To try to hypothesize on the prototype of these mysterious forms, or to re-compose the forms of objects as mysterious figures, is to summon the circumferential sight or blind spots, and to let go of the clear vanishing point on the retina, as in the case of the “magic eye.” That is to say, it is a series of deviations, giving up solid shape and capturing unknown forms scattered about and floating around. This is only possible with the strategy of “gazing,” which is different from the usual “seeing,” considered as symbolic order. All humans learn languages, and are included into the so-called symbolic order (Lacan). To enter this symbolic order is to give up jouissance (enjoying oneself) and to follow one’s father’s words (the existing order and system); it is to internalize the desires defined by others within us. (After all, you did not want a Chanel bag from the time you were born.) Our visual senses are always focused on where our consciousness is directed. In fact such consciousness is nothing but a tendency heavily influenced by the symbolic order. Hence, at every moment, things that are visible but cannot be seen, drop out of our familiar line of sight. In order to escape from this orientation of sight, this entrapment by semantic network, we must undertake the adventure of letting our senses wander into uncertainty. In other words, the possibility of encountering not desire but jouissance, the pleasure of meeting the “real,” is only open to such a distorted gaze, the execution of dislocation.



What draws our attention constantly in the distorted gaze is not the clear texture or shapes of the objects, but rather the omission of outline, the empty holes. Our eyes rest upon where the gloss of the pear has been penetrated as an empty hole (Hole), the rim of a tea cup, which has disappeared against the delicate details of the tea spoons (For Two), and the moment of extinction, where the leaves and grass have blown away in the wind (Garden in Brockley). In Chalk, the sense of velocity and movement given by the extended streak of quince-yellow gives a cheerful feeling; however, the point we have trouble looking away from is the small stain, the rotting part of the quince. The contacts of blessing touched by the light, the parts in which the reality of living is revealed most explicitly, are transformed into extinction and absence without hesitation. We witness the sameness of the most shining moment and death. The creation of the world began with light. “Let there be light.” This was the starting point of creation. The artist’s gaze, gone wide, reads this light as nothingness.

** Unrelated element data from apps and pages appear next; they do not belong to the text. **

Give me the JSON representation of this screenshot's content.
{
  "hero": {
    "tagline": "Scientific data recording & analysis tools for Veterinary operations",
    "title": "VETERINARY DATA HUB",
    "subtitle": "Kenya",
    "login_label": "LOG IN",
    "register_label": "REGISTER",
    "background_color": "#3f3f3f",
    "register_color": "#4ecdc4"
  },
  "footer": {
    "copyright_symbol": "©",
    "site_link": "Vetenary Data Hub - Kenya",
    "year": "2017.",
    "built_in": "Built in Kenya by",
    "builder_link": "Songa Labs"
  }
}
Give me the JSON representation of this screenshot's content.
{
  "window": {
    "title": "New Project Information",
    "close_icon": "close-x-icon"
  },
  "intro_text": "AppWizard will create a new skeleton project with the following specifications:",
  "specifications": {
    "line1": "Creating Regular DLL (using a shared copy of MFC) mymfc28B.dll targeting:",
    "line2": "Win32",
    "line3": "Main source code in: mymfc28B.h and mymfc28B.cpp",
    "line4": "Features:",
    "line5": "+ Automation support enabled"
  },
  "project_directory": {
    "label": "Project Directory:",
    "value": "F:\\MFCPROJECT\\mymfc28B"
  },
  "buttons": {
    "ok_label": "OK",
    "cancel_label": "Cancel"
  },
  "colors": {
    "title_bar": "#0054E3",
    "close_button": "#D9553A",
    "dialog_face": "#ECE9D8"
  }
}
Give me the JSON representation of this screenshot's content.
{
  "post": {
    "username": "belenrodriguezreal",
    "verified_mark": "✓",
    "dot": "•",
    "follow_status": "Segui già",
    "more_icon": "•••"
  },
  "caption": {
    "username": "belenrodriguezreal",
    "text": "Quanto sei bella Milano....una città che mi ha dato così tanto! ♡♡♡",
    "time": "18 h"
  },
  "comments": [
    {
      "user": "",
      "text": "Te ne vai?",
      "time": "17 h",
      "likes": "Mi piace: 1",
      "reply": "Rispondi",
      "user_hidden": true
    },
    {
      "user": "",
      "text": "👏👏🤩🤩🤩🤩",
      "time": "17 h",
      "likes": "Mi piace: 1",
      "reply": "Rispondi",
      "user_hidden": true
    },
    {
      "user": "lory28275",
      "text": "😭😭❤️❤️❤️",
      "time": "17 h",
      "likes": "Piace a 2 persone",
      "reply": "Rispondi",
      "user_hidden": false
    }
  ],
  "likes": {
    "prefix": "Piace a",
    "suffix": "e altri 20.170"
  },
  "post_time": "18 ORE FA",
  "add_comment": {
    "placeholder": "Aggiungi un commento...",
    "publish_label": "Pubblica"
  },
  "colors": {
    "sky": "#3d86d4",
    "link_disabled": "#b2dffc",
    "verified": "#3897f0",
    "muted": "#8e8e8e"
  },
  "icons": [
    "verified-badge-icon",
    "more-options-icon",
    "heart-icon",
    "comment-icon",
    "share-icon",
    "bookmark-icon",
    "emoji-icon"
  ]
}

Like the beliefs of Malevich, who was absorbed in Theosophy and pursued the zero degree of painting, or those of the cabalist mystics, perhaps we also must go through this “emptiness” and “nothingness” in order to reach the real.